Problem to solve: Give the entries again exactly; drop the pictures.

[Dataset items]
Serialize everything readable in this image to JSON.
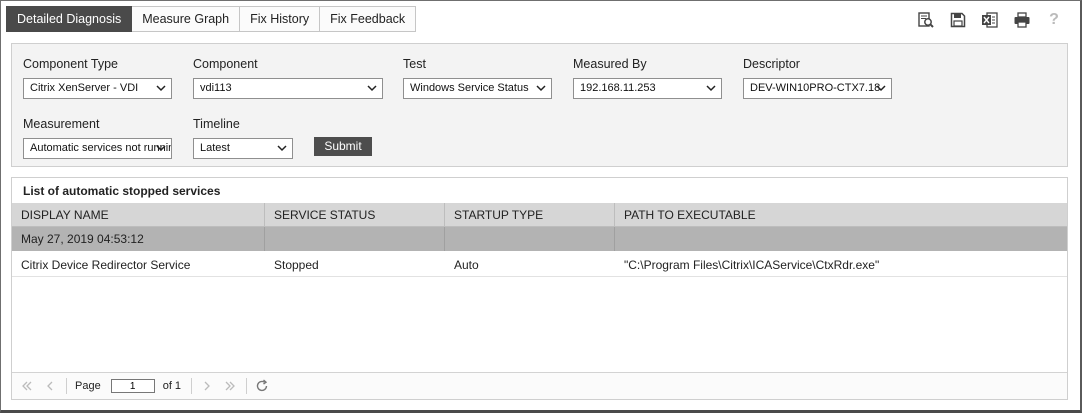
{
  "tabs": [
    {
      "label": "Detailed Diagnosis",
      "active": true
    },
    {
      "label": "Measure Graph",
      "active": false
    },
    {
      "label": "Fix History",
      "active": false
    },
    {
      "label": "Fix Feedback",
      "active": false
    }
  ],
  "toolbar": {
    "icons": [
      "search-report-icon",
      "save-icon",
      "excel-icon",
      "print-icon",
      "help-icon"
    ],
    "help_glyph": "?"
  },
  "filters": {
    "component_type": {
      "label": "Component Type",
      "value": "Citrix XenServer - VDI"
    },
    "component": {
      "label": "Component",
      "value": "vdi113"
    },
    "test": {
      "label": "Test",
      "value": "Windows Service Status"
    },
    "measured_by": {
      "label": "Measured By",
      "value": "192.168.11.253"
    },
    "descriptor": {
      "label": "Descriptor",
      "value": "DEV-WIN10PRO-CTX7.18"
    },
    "measurement": {
      "label": "Measurement",
      "value": "Automatic services not running"
    },
    "timeline": {
      "label": "Timeline",
      "value": "Latest"
    },
    "submit_label": "Submit"
  },
  "table": {
    "title": "List of automatic stopped services",
    "columns": [
      "DISPLAY NAME",
      "SERVICE STATUS",
      "STARTUP TYPE",
      "PATH TO EXECUTABLE"
    ],
    "group_label": "May 27, 2019 04:53:12",
    "rows": [
      [
        "Citrix Device Redirector Service",
        "Stopped",
        "Auto",
        "\"C:\\Program Files\\Citrix\\ICAService\\CtxRdr.exe\""
      ]
    ]
  },
  "pager": {
    "page_label": "Page",
    "page_value": "1",
    "of_label": "of 1"
  },
  "colors": {
    "active_tab": "#4a4a4a",
    "header_row": "#d6d6d6",
    "group_row": "#b3b3b3",
    "panel_bg": "#f3f3f3"
  }
}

Problem solution:
Serialize everything readable in this image to JSON.
{
  "tabs": [
    {
      "label": "Detailed Diagnosis",
      "active": true
    },
    {
      "label": "Measure Graph",
      "active": false
    },
    {
      "label": "Fix History",
      "active": false
    },
    {
      "label": "Fix Feedback",
      "active": false
    }
  ],
  "toolbar": {
    "icons": [
      "search-report-icon",
      "save-icon",
      "excel-icon",
      "print-icon",
      "help-icon"
    ],
    "help_glyph": "?"
  },
  "filters": {
    "component_type": {
      "label": "Component Type",
      "value": "Citrix XenServer - VDI"
    },
    "component": {
      "label": "Component",
      "value": "vdi113"
    },
    "test": {
      "label": "Test",
      "value": "Windows Service Status"
    },
    "measured_by": {
      "label": "Measured By",
      "value": "192.168.11.253"
    },
    "descriptor": {
      "label": "Descriptor",
      "value": "DEV-WIN10PRO-CTX7.18"
    },
    "measurement": {
      "label": "Measurement",
      "value": "Automatic services not running"
    },
    "timeline": {
      "label": "Timeline",
      "value": "Latest"
    },
    "submit_label": "Submit"
  },
  "table": {
    "title": "List of automatic stopped services",
    "columns": [
      "DISPLAY NAME",
      "SERVICE STATUS",
      "STARTUP TYPE",
      "PATH TO EXECUTABLE"
    ],
    "group_label": "May 27, 2019 04:53:12",
    "rows": [
      [
        "Citrix Device Redirector Service",
        "Stopped",
        "Auto",
        "\"C:\\Program Files\\Citrix\\ICAService\\CtxRdr.exe\""
      ]
    ]
  },
  "pager": {
    "page_label": "Page",
    "page_value": "1",
    "of_label": "of 1"
  },
  "colors": {
    "active_tab": "#4a4a4a",
    "header_row": "#d6d6d6",
    "group_row": "#b3b3b3",
    "panel_bg": "#f3f3f3"
  }
}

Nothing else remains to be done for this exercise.